Every once in a while I discover that a book I’ve downloaded on my Kindle has a beautiful physical cover that I missed out on. Take, for example, The Center of Winter by Marya Hornbacher. Its paperback cover design, which is different from the hardcover book jacket, perfectly reflects the introspective and wrought mood of the narrative. (At least the Kindle application on my Mac shows the hardcover jacket in color.) This week in The Atlantic, Charlotte Strick, an art editor and designer, discusses the process of creating book jacket designs, from literary concept to visual art. She writes, “Even though I frequently have designs for titles from the previous season still on my plate, and just when I think I can't possibly come up with another original idea for a cover, the creative sparks begin to fly.”
Another blogger writes about her more serious frustration with e-books.

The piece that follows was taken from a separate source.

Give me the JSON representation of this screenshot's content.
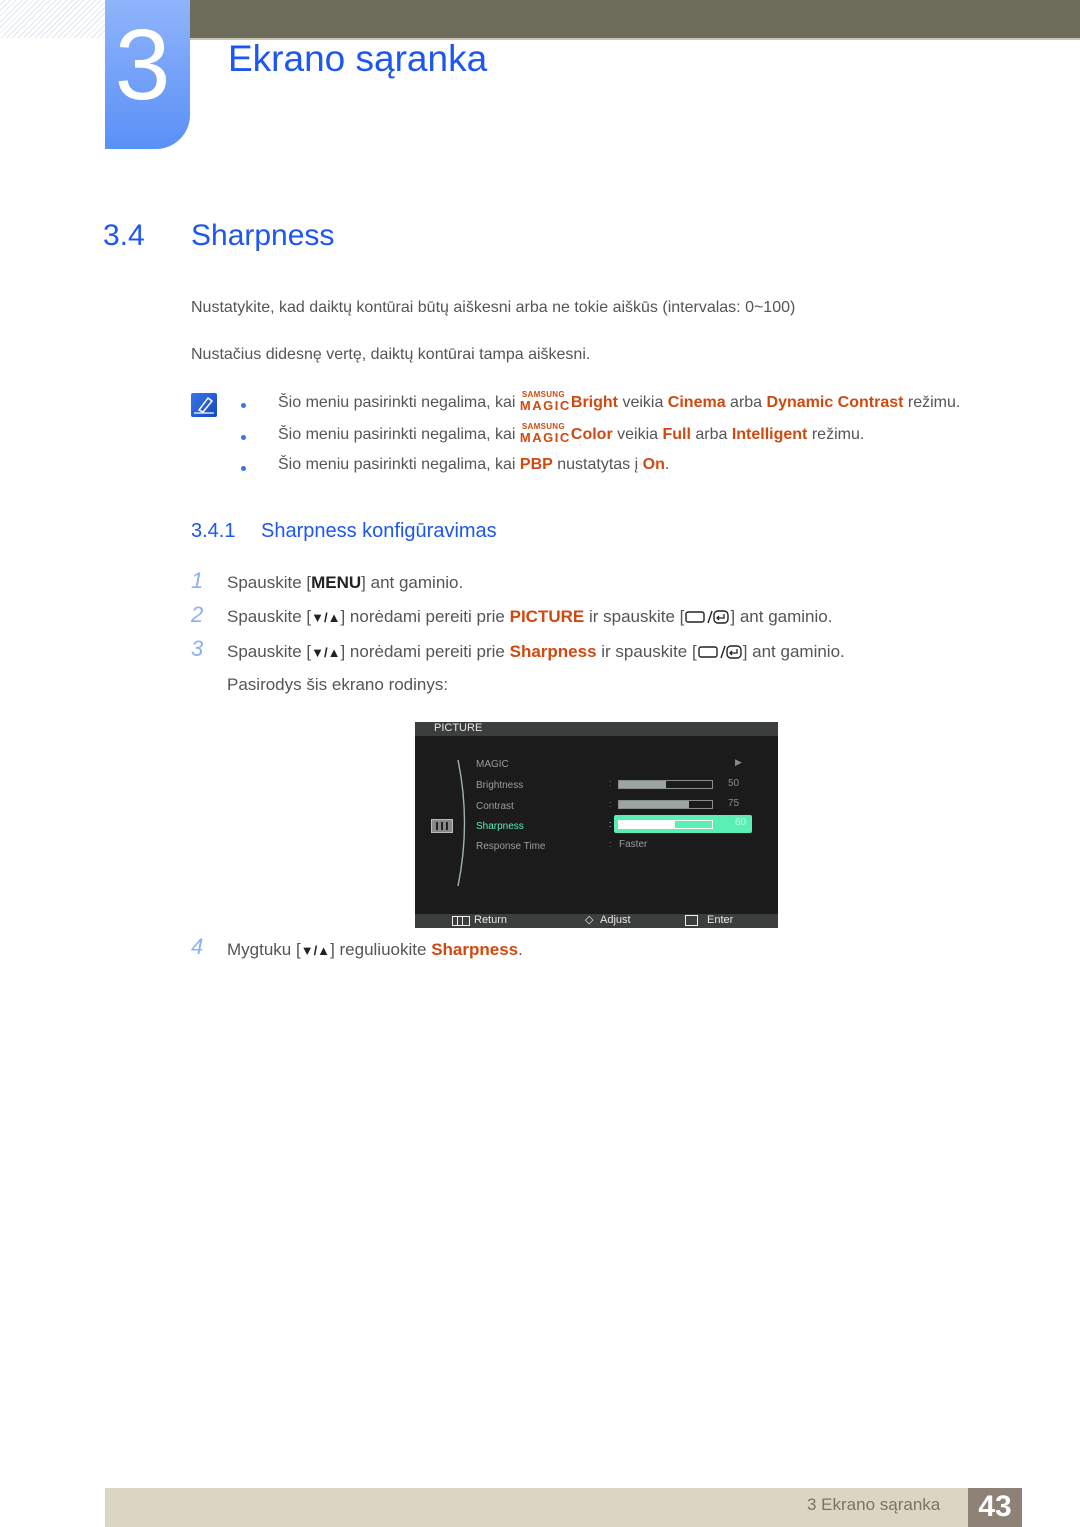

Karen Ballum talks about MacMillan US’s refusal to distribute e-books through libraries, and Harper Collins’ 26-loans-per-license limit. She stresses that borrowing from libraries does not directly correlate with a lost purchase. Rather, it just increases our access to books in general and may spark more buying. She does not condone pirating, but points out that many who illegally download material do it simply because it’s available and would not necessarily spend money on the item otherwise. Libraries that are already financially strapped will likely buy fewer e-books, and the reader loses.
A middle-school library in Bloomington IL has repurposed its card catalogues, those stained and polished wooden cases that stored a library’s index of holdings. A few holes drilled in the back of the drawers for charger cords, and voilà, the perfect storage for its lendable e-readers.